“We often hear that if you do this or that for the environment, your economy will suffer,” Sieleman said. Germany, however, has grown its GDP even as energy use and emissions have decreased. “These three are not automatically connected.”
How did it do it? The key was effective policies, particularly its system of feed-in tariffs, Sieleman said. Continue reading »
(Midwest Energy News, November 3, 2011)—A Minnesota city could soon become the first in the state to allow businesses to pay for solar and other renewable energy projects through a surcharge on their property taxes.
Finance & Commerce reports that Edina, a Minneapolis suburb, is scheduled to discuss a Property Assessed Clean Energy, or PACE, financing program at its Nov. 15 city council meeting.
PACE is a funding model in which a local government issues a bond on behalf of a building owner to finance a renewable energy or efficiency project. The bond is sold to a private investor and secured with a special property tax assessment on the building.
“It’s essentially financed by the energy savings,” says Lynn Hinkle, policy director for Minnesota Solar Energy Industries Association, which has led the push for PACE in the state.
PACE financing solves a few problems. It eliminates the upfront expense of energy projects, instead spreading costs out up to 20 years. The special assessment reduces risk to financiers, who have hesitated to fund projects with longer payback times. And because the assessment stays with the property, building owners don’t need to worry about recouping the payback before selling.
The model was developed in 2008 in California and has since been authorized in 27 states. Minnesota passed its law last year along with Michigan and Missouri. Ohio, Illinois and Wisconsin passed laws allowing local government PACE financing in 2009.
(Midwest Energy News, November 2, 2011)—In May, we surveyed a handful of electric utilities to ask how complying with Minnesota’s renewable portfolio standard was affecting their costs and rates.
For the most part, what we heard was that these utilities would be adding wind power capacity regardless of Minnesota’s renewable mandate because it’s economical and a good hedge against natural gas price volatility. There were outliers, though, namely Minnkota Power Cooperative, whose aggressive purchase of long-term wind contracts had resulted in a surcharge to customers.
At the time, the Minnesota Chamber of Commerce was lobbying for legislation that would require regular reporting from utilities on how much it was costing their customers to comply with Minnesota’s renewable standard, which calls for 25 percent of electricity to come from renewable sources by 2025. The bill was signed into law later in May with little opposition, because both critics and supporters of the state’s renewable standard believed the data would be in their favor.

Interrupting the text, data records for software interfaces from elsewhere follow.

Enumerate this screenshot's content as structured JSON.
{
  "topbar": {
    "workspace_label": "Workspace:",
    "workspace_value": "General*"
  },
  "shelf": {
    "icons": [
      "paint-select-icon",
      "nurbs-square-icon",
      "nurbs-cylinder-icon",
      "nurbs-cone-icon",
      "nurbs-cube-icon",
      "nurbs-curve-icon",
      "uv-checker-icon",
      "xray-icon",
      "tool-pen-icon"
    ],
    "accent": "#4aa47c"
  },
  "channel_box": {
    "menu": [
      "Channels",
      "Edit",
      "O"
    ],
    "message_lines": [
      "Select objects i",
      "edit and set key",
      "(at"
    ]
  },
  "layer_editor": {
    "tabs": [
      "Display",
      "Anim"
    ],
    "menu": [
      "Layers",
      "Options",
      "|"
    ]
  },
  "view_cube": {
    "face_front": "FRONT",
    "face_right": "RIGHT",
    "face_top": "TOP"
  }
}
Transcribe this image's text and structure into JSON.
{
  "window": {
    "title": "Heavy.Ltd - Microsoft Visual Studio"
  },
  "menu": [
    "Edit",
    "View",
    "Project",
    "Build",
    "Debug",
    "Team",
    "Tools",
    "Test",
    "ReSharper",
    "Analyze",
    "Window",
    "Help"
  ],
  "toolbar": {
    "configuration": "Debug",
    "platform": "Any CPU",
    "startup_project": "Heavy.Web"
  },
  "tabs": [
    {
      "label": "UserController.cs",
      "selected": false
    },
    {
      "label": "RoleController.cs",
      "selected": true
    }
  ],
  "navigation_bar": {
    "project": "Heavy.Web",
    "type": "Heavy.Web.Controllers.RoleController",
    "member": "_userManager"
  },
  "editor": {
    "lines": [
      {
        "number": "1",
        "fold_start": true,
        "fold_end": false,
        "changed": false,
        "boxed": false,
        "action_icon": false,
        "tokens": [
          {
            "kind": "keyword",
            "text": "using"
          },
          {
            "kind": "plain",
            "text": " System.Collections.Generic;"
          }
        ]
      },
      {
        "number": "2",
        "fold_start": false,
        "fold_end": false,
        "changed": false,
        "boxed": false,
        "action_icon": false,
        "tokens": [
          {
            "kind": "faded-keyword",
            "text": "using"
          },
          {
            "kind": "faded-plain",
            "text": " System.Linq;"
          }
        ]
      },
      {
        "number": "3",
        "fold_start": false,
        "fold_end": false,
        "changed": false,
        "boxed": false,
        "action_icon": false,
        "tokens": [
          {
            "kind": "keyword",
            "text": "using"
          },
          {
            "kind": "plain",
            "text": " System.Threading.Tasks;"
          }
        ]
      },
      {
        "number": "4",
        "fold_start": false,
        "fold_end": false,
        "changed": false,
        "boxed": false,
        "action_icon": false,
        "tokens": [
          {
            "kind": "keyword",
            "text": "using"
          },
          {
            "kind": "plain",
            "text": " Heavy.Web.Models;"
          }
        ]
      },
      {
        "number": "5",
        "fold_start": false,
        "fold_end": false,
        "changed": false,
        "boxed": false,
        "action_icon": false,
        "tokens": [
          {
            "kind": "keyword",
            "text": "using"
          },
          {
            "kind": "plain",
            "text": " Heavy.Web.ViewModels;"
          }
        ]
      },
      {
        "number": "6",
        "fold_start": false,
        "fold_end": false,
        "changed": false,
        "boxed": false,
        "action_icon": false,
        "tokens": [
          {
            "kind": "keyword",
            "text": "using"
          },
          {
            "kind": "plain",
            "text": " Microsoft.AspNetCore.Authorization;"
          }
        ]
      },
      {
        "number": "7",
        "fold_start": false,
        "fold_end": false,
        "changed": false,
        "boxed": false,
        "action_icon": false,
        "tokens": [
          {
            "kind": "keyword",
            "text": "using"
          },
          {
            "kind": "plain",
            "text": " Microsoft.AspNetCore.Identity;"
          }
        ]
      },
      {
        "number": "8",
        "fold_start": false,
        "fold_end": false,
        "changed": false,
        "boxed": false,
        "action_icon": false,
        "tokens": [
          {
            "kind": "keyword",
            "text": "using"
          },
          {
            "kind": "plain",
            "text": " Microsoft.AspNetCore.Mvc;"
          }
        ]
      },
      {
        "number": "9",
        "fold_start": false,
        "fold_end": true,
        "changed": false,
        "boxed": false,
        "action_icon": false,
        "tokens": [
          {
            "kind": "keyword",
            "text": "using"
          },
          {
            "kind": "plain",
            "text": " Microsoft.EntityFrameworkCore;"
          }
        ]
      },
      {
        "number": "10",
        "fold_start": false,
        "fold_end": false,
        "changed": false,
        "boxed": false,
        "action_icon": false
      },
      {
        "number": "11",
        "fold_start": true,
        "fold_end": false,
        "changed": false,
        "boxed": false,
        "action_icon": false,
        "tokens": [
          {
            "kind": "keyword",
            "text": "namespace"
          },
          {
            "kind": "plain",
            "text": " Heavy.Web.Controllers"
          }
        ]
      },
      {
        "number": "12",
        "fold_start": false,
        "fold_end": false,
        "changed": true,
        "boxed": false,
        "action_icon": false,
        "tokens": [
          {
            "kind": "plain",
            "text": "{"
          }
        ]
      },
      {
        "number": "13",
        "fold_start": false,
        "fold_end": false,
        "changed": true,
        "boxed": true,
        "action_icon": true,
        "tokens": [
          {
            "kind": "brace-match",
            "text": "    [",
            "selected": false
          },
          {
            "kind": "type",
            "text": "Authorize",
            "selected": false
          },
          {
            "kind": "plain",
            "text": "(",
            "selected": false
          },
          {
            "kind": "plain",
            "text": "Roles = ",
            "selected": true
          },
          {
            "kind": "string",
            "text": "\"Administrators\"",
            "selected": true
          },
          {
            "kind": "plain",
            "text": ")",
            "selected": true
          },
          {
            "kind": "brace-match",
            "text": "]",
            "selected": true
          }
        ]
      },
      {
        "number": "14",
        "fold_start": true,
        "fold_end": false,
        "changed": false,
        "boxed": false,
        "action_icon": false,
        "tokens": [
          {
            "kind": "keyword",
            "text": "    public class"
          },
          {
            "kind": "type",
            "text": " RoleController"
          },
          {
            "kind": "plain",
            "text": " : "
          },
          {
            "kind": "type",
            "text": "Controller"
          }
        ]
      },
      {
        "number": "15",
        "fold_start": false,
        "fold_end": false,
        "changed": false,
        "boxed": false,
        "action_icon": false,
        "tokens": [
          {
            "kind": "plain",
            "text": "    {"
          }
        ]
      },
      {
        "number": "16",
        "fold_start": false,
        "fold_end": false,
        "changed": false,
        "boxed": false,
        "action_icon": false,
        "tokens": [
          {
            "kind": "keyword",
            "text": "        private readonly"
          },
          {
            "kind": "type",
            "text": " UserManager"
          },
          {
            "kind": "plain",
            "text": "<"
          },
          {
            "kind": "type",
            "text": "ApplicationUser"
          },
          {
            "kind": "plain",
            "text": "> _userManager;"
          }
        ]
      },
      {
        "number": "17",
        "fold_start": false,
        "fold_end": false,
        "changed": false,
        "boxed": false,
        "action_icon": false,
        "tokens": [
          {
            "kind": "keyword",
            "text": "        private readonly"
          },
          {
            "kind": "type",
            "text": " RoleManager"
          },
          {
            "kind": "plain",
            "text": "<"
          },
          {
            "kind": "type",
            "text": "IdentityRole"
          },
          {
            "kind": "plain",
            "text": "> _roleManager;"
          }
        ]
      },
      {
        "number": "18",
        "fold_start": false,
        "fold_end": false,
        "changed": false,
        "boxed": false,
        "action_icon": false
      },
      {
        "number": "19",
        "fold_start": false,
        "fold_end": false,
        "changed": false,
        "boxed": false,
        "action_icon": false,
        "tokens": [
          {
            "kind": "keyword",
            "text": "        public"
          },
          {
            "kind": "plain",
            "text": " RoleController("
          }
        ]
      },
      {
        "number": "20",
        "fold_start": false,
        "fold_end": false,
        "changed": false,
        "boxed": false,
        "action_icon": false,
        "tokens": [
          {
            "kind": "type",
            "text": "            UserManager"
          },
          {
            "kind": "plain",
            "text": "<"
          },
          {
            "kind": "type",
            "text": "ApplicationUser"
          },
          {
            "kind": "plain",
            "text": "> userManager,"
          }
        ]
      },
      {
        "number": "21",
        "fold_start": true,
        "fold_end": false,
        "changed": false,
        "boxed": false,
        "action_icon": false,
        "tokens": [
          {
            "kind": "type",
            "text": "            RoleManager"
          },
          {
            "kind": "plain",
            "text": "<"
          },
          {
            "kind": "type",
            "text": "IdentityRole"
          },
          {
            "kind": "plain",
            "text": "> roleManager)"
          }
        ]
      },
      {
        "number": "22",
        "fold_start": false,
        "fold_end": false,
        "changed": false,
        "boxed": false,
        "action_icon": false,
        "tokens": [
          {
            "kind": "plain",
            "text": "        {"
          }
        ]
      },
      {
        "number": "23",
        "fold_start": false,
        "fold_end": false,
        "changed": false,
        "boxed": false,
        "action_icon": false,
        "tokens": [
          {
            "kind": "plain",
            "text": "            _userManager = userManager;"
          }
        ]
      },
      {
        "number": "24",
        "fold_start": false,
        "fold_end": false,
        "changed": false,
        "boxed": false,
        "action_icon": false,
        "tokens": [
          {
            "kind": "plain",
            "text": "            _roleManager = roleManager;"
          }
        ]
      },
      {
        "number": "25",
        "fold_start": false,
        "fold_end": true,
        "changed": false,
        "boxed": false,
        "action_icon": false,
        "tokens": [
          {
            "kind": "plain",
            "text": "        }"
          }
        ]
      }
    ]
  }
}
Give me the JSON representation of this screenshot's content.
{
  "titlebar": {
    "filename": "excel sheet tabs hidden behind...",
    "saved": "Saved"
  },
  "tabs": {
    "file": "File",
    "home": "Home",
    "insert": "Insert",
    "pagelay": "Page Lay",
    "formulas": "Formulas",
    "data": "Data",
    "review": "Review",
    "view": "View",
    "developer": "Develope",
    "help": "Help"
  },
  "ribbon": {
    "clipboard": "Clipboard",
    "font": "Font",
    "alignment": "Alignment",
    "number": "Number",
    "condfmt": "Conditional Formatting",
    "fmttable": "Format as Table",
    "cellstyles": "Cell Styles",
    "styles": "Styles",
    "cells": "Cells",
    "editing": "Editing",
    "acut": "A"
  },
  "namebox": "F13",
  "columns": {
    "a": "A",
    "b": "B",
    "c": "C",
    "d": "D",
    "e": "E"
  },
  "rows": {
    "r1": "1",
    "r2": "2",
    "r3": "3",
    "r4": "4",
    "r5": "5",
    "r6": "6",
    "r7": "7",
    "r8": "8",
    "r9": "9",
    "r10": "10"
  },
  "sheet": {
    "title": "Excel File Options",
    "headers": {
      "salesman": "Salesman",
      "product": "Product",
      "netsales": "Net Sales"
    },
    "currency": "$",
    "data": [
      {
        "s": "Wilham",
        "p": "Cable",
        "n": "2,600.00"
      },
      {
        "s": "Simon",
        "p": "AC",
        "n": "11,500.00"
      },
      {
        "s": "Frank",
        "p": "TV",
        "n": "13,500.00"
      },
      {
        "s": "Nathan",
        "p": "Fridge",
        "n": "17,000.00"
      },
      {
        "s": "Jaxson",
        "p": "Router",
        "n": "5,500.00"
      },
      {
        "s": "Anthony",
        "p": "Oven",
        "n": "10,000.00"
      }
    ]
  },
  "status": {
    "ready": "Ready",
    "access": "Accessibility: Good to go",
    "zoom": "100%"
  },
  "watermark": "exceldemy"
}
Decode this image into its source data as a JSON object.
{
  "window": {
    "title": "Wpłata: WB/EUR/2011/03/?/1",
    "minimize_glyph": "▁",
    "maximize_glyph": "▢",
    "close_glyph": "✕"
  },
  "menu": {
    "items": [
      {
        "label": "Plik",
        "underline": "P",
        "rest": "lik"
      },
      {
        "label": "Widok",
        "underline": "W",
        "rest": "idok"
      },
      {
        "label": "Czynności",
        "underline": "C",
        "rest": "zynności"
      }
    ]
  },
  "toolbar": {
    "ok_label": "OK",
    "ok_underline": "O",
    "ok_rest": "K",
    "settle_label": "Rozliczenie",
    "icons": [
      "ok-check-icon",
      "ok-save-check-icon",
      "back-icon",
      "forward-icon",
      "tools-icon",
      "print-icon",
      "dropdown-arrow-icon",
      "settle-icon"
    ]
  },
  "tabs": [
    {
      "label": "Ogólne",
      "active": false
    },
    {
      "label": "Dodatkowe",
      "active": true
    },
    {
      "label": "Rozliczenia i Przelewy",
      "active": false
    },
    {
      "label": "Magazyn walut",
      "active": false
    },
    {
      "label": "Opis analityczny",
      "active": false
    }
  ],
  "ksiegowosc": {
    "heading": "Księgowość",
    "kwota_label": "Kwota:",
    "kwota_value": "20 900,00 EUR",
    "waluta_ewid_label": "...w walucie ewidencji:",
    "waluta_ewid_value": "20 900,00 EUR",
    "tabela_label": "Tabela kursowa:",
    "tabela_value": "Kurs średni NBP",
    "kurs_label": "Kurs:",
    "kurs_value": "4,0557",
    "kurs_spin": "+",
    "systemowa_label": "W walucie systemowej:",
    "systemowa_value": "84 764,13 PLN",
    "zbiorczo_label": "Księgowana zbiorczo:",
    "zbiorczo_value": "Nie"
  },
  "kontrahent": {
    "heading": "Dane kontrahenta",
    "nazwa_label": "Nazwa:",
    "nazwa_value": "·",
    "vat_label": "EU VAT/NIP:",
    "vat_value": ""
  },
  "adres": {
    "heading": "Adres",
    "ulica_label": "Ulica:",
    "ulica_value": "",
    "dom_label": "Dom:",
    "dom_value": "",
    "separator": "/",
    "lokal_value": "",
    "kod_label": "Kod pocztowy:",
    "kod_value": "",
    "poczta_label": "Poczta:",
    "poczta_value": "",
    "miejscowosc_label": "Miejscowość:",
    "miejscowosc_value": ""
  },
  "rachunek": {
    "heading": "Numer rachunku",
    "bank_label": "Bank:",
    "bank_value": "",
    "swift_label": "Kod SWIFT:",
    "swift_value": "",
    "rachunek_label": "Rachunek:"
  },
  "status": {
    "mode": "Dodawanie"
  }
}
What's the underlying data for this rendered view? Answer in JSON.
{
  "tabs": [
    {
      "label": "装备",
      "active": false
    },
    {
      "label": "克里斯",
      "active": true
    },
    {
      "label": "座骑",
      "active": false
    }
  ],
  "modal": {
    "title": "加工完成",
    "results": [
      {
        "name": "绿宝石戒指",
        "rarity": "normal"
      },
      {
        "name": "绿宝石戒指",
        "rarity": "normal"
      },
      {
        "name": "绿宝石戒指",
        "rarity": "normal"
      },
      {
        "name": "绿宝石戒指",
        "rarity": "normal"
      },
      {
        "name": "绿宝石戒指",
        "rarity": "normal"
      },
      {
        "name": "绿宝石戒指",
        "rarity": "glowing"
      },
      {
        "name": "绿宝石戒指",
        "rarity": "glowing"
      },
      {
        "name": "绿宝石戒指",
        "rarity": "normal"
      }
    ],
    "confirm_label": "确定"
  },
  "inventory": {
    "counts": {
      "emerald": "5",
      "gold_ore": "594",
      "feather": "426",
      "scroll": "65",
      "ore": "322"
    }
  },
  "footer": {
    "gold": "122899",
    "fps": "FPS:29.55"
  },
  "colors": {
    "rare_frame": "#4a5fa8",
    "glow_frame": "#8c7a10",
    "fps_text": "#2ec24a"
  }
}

We’ve just had a chance to review the first round of reporting generated by that legislation. The reports were due Friday and can be viewed in the Minnesota Public Utilities Commission’s edocket filing system (Search for docket #11-852). Continue reading »